--- Records from a data collection ---
☆ ☆ ☆

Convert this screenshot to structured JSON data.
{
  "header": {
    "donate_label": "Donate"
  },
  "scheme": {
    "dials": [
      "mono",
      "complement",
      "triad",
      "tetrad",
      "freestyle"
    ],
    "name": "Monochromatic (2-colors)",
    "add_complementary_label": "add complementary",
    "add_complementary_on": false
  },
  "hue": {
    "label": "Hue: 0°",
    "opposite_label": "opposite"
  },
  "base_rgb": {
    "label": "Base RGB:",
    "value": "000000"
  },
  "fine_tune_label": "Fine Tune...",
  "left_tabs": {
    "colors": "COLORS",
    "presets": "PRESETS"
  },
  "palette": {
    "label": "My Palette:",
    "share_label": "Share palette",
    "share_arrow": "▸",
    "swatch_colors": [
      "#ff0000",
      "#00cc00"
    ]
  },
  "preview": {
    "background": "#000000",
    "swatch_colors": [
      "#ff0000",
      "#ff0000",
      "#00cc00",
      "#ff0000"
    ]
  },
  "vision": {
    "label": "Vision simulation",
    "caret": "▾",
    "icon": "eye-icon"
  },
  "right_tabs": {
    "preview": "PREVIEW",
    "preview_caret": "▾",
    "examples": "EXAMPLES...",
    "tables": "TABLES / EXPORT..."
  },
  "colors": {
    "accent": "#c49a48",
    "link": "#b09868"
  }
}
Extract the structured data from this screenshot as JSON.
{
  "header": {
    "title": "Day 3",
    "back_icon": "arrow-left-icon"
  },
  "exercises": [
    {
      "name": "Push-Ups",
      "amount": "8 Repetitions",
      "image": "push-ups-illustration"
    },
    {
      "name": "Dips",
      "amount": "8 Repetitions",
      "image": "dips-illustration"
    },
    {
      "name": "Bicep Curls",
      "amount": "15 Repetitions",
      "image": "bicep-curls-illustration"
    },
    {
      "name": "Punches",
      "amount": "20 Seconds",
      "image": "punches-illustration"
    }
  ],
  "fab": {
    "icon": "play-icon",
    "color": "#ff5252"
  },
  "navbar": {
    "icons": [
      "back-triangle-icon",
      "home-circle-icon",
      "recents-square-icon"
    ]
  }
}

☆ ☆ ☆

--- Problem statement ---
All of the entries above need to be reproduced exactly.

--- Result of the exercise ---
Convert this screenshot to structured JSON data.
{
  "header": {
    "donate_label": "Donate"
  },
  "scheme": {
    "dials": [
      "mono",
      "complement",
      "triad",
      "tetrad",
      "freestyle"
    ],
    "name": "Monochromatic (2-colors)",
    "add_complementary_label": "add complementary",
    "add_complementary_on": false
  },
  "hue": {
    "label": "Hue: 0°",
    "opposite_label": "opposite"
  },
  "base_rgb": {
    "label": "Base RGB:",
    "value": "000000"
  },
  "fine_tune_label": "Fine Tune...",
  "left_tabs": {
    "colors": "COLORS",
    "presets": "PRESETS"
  },
  "palette": {
    "label": "My Palette:",
    "share_label": "Share palette",
    "share_arrow": "▸",
    "swatch_colors": [
      "#ff0000",
      "#00cc00"
    ]
  },
  "preview": {
    "background": "#000000",
    "swatch_colors": [
      "#ff0000",
      "#ff0000",
      "#00cc00",
      "#ff0000"
    ]
  },
  "vision": {
    "label": "Vision simulation",
    "caret": "▾",
    "icon": "eye-icon"
  },
  "right_tabs": {
    "preview": "PREVIEW",
    "preview_caret": "▾",
    "examples": "EXAMPLES...",
    "tables": "TABLES / EXPORT..."
  },
  "colors": {
    "accent": "#c49a48",
    "link": "#b09868"
  }
}
Extract the structured data from this screenshot as JSON.
{
  "header": {
    "title": "Day 3",
    "back_icon": "arrow-left-icon"
  },
  "exercises": [
    {
      "name": "Push-Ups",
      "amount": "8 Repetitions",
      "image": "push-ups-illustration"
    },
    {
      "name": "Dips",
      "amount": "8 Repetitions",
      "image": "dips-illustration"
    },
    {
      "name": "Bicep Curls",
      "amount": "15 Repetitions",
      "image": "bicep-curls-illustration"
    },
    {
      "name": "Punches",
      "amount": "20 Seconds",
      "image": "punches-illustration"
    }
  ],
  "fab": {
    "icon": "play-icon",
    "color": "#ff5252"
  },
  "navbar": {
    "icons": [
      "back-triangle-icon",
      "home-circle-icon",
      "recents-square-icon"
    ]
  }
}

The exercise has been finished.